Collected data entries:
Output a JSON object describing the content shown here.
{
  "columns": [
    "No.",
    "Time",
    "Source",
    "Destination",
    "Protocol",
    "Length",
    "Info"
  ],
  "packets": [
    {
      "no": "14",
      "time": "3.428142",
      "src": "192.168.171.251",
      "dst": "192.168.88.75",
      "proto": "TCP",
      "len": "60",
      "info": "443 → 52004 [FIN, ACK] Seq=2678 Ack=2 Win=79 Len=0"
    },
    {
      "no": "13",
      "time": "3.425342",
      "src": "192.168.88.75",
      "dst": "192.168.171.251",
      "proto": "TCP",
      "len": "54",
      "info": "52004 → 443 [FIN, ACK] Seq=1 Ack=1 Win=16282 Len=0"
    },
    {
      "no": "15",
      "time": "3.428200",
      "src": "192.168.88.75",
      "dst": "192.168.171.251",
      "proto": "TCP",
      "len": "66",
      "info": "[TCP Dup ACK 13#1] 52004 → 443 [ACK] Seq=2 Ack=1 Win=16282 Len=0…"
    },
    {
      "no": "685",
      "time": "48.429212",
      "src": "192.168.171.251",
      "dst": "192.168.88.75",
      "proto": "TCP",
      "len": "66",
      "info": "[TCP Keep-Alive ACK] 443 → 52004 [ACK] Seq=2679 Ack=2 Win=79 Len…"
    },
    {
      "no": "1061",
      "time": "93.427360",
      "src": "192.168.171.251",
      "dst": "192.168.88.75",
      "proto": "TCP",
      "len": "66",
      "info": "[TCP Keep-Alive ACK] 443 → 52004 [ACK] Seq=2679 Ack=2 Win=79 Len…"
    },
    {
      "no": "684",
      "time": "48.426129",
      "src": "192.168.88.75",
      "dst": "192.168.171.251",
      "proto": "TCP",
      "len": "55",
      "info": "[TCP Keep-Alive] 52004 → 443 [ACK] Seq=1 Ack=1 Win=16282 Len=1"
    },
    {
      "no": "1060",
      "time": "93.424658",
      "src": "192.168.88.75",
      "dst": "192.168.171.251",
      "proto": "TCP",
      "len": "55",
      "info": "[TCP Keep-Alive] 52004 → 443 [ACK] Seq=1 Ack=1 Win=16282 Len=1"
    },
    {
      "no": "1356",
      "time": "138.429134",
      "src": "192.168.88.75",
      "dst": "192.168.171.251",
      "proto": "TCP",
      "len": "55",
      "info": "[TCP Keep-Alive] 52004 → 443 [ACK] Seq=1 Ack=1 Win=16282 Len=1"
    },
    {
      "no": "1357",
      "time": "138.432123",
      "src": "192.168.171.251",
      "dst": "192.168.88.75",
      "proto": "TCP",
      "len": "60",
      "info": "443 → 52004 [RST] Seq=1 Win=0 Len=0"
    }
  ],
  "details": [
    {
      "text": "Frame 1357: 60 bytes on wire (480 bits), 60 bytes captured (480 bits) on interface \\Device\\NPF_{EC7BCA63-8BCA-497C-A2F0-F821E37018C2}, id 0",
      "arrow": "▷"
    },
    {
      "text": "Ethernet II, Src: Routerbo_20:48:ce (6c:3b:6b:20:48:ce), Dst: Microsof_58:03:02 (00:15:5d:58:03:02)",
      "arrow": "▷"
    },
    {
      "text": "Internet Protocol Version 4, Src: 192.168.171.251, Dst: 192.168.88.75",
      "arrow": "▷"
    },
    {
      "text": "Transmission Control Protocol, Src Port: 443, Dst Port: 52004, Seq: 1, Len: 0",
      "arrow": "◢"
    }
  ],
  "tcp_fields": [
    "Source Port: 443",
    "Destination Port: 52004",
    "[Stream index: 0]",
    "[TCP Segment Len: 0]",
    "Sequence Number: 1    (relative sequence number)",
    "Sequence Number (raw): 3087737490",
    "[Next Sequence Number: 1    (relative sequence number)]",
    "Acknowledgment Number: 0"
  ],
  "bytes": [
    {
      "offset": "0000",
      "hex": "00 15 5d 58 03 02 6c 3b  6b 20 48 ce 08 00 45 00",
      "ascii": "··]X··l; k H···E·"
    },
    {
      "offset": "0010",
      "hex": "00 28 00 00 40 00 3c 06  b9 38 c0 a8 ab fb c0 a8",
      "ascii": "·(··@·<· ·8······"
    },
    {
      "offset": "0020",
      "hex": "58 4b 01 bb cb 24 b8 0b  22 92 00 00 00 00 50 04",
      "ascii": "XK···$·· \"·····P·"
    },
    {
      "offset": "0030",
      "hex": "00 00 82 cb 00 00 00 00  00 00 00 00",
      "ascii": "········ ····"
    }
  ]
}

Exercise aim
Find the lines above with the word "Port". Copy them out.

Result
      "text": "Transmission Control Protocol, Src Port: 443, Dst Port: 52004, Seq: 1, Len: 0",
    "Source Port: 443",
    "Destination Port: 52004",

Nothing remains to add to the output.